Close your eyes and it could almost be a cabinet minister speaking.
Japan’s main opposition Democratic Party is gearing up for government after the Aug. 30 election, if a talk by the party’s No.2 leader Katsuya Okada is anything to go by.
Speaking at a Thomson Reuters Newsmaker event in Tokyo, Okada sought to display the politician’s gravitas as he answered questions on everything from foreign policy to the environment and the economy.
If the Democrats do take power, they will inherit an economy which is far from healthy and Okada was careful to manage expectations and not overpromise on what they can do.
As the election date has drawn closer, the Democrats have toned down some of their rhetoric on issues like currency reserve management and the status of the dollar the world’s reserve currency.
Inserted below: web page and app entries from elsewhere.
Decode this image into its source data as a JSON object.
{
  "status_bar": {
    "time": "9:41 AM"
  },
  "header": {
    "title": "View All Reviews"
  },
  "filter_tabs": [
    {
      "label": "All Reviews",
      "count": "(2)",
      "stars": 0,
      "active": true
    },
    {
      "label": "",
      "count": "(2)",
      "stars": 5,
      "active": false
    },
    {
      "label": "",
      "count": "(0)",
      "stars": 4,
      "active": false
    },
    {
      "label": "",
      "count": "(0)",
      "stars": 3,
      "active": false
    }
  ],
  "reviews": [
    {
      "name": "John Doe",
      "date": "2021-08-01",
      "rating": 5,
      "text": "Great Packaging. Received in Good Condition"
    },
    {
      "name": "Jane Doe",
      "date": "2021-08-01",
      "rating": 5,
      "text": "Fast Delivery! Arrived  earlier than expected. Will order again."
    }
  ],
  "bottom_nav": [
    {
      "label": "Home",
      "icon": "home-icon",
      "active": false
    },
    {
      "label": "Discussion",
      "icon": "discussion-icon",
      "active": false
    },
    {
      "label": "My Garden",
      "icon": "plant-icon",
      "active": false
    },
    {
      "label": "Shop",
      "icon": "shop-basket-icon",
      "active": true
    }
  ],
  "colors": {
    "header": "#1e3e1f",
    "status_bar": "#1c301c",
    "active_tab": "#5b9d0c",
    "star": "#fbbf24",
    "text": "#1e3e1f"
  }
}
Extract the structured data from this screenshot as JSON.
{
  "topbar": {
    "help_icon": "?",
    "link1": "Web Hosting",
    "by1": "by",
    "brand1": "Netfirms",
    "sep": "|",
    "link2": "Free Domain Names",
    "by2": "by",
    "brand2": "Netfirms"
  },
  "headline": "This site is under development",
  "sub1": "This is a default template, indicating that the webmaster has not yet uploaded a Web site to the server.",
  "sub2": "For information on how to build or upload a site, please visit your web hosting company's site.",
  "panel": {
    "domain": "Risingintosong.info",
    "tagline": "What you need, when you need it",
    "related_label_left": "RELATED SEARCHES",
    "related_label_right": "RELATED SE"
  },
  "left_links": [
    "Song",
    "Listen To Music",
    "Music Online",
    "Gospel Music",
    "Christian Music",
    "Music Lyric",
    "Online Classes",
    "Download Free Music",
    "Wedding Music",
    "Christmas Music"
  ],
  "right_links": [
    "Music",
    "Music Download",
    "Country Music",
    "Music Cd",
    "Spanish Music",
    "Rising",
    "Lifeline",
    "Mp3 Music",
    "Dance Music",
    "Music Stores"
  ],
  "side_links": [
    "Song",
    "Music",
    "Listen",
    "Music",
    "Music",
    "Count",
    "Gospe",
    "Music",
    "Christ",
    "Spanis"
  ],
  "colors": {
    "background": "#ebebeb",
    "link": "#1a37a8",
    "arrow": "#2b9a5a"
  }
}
They have also taken a more pragmatic approach to relations with the U.S., after touting plans to stand up to Washington.
Faced with an audience of diplomats, economists and financial market investors, Okada was careful not to rock that boat too much.
There were issues of concern between the two countries, he said, but “What is important is for President Obama and Prime Minister Hatoyama, if there is a government change, to first build a relationship with firm trust.”
If that sounds less than scary, it is no doubt what he had in mind.
Opinion polls show the Democrats well ahead for the Aug. 30 election, and on track to end half a century of almost unbroken rule by the rival Liberal Democratic Party.
And that is just part one of the Dems’ campaign. They are speaking openly of winning a clear majority in parliament’s upper house next year — another good reason to tread softly and not scare the voters.